# [ASSIGNMENT]
Type out all the records again exactly.

SUPPLIED DATA Start Marker

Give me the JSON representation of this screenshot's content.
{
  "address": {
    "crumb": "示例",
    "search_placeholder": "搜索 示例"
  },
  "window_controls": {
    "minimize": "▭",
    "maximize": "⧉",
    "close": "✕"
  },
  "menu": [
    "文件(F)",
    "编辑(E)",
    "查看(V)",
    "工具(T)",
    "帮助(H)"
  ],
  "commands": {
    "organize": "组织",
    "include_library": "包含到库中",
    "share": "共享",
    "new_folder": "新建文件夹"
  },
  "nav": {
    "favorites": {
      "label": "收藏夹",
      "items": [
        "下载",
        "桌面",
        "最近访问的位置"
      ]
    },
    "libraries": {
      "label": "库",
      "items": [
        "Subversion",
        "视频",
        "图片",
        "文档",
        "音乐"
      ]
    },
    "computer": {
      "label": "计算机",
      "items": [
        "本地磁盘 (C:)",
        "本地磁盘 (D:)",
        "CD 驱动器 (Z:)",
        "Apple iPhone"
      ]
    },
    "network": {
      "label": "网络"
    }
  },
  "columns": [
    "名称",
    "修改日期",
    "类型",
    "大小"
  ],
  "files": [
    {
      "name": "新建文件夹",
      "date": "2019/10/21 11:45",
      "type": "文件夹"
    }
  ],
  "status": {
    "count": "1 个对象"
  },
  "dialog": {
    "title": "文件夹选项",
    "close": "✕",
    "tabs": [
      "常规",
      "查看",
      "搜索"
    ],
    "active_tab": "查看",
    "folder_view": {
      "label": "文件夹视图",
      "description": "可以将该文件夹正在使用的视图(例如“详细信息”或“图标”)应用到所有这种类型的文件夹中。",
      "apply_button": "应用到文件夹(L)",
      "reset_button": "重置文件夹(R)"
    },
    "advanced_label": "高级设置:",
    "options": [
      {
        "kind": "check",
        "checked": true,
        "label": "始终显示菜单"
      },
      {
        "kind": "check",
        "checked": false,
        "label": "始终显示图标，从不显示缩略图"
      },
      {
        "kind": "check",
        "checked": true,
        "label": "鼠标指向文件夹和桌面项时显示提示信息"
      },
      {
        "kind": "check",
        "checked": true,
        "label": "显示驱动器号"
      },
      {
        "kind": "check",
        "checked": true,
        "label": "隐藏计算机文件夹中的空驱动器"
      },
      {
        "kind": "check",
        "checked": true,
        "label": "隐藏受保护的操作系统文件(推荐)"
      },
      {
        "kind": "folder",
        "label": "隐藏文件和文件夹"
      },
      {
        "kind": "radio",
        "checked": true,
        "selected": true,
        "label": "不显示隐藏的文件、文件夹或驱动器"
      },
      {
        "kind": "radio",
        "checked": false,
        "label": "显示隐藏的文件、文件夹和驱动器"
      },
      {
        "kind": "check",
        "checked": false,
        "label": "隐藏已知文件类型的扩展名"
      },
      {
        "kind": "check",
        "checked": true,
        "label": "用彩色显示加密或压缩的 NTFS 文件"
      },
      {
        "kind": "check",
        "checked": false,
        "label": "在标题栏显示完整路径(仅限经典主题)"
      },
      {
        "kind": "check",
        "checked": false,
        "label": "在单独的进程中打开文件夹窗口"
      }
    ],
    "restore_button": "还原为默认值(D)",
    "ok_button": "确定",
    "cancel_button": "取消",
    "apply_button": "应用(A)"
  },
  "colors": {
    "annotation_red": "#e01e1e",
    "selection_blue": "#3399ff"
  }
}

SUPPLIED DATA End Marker

# [REPLY]
Give me the JSON representation of this screenshot's content.
{
  "address": {
    "crumb": "示例",
    "search_placeholder": "搜索 示例"
  },
  "window_controls": {
    "minimize": "▭",
    "maximize": "⧉",
    "close": "✕"
  },
  "menu": [
    "文件(F)",
    "编辑(E)",
    "查看(V)",
    "工具(T)",
    "帮助(H)"
  ],
  "commands": {
    "organize": "组织",
    "include_library": "包含到库中",
    "share": "共享",
    "new_folder": "新建文件夹"
  },
  "nav": {
    "favorites": {
      "label": "收藏夹",
      "items": [
        "下载",
        "桌面",
        "最近访问的位置"
      ]
    },
    "libraries": {
      "label": "库",
      "items": [
        "Subversion",
        "视频",
        "图片",
        "文档",
        "音乐"
      ]
    },
    "computer": {
      "label": "计算机",
      "items": [
        "本地磁盘 (C:)",
        "本地磁盘 (D:)",
        "CD 驱动器 (Z:)",
        "Apple iPhone"
      ]
    },
    "network": {
      "label": "网络"
    }
  },
  "columns": [
    "名称",
    "修改日期",
    "类型",
    "大小"
  ],
  "files": [
    {
      "name": "新建文件夹",
      "date": "2019/10/21 11:45",
      "type": "文件夹"
    }
  ],
  "status": {
    "count": "1 个对象"
  },
  "dialog": {
    "title": "文件夹选项",
    "close": "✕",
    "tabs": [
      "常规",
      "查看",
      "搜索"
    ],
    "active_tab": "查看",
    "folder_view": {
      "label": "文件夹视图",
      "description": "可以将该文件夹正在使用的视图(例如“详细信息”或“图标”)应用到所有这种类型的文件夹中。",
      "apply_button": "应用到文件夹(L)",
      "reset_button": "重置文件夹(R)"
    },
    "advanced_label": "高级设置:",
    "options": [
      {
        "kind": "check",
        "checked": true,
        "label": "始终显示菜单"
      },
      {
        "kind": "check",
        "checked": false,
        "label": "始终显示图标，从不显示缩略图"
      },
      {
        "kind": "check",
        "checked": true,
        "label": "鼠标指向文件夹和桌面项时显示提示信息"
      },
      {
        "kind": "check",
        "checked": true,
        "label": "显示驱动器号"
      },
      {
        "kind": "check",
        "checked": true,
        "label": "隐藏计算机文件夹中的空驱动器"
      },
      {
        "kind": "check",
        "checked": true,
        "label": "隐藏受保护的操作系统文件(推荐)"
      },
      {
        "kind": "folder",
        "label": "隐藏文件和文件夹"
      },
      {
        "kind": "radio",
        "checked": true,
        "selected": true,
        "label": "不显示隐藏的文件、文件夹或驱动器"
      },
      {
        "kind": "radio",
        "checked": false,
        "label": "显示隐藏的文件、文件夹和驱动器"
      },
      {
        "kind": "check",
        "checked": false,
        "label": "隐藏已知文件类型的扩展名"
      },
      {
        "kind": "check",
        "checked": true,
        "label": "用彩色显示加密或压缩的 NTFS 文件"
      },
      {
        "kind": "check",
        "checked": false,
        "label": "在标题栏显示完整路径(仅限经典主题)"
      },
      {
        "kind": "check",
        "checked": false,
        "label": "在单独的进程中打开文件夹窗口"
      }
    ],
    "restore_button": "还原为默认值(D)",
    "ok_button": "确定",
    "cancel_button": "取消",
    "apply_button": "应用(A)"
  },
  "colors": {
    "annotation_red": "#e01e1e",
    "selection_blue": "#3399ff"
  }
}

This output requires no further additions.